- Charlotte Mason Home Education
- Charlotte Mason Companion
- A Charlotte Mason Education
- More Charlotte Mason Education
- Mother Culture
- A Mother’s Rule of Life
- Real Learning in the Heart of the Home
- Honey for a Child’s Heart
- A Pocketful of Pinecones
Cooking and Science Living Books
English/Grammar Living Books
Geography/History Living Books
Literature/Poetry (and fun Read Alouds) Living Books
Science Living Books
- James Herriot’s Treasury
- Measuring Penny
- Snowflake Bentley
- The Boy Who Drew Birds
- The Friar Who Grew Peas
Favorite Traditional Foods Books

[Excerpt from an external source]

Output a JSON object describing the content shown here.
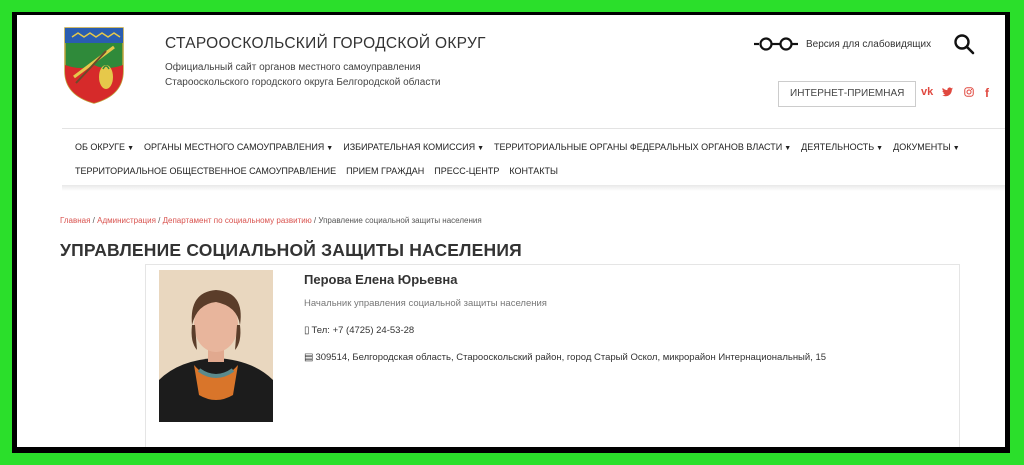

**Disclaimer: I am not a medical doctor, a medical professional, a dietician, or a nutritionist. All content found on the MarysNest.com website, including text, images, videos, eBooks or eGuides, social media, or other formats, were created solely for informational purposes only. The content is not intended to be a substitute for professional medical advice, diagnosis, or treatment. Always seek the advice of your physician or other qualified healthcare provider with any questions you may have regarding a medical condition or proper nutritional advice. Never disregard professional medical advice or delay in seeking it because of something you have watched in a video or read on this website. Use caution when following the recipe in this video. The creator and publisher of this video and website will not be held responsible for any adverse effects that may arise from the use of this recipe and method or any other recipe and method on this website or corresponding video channel.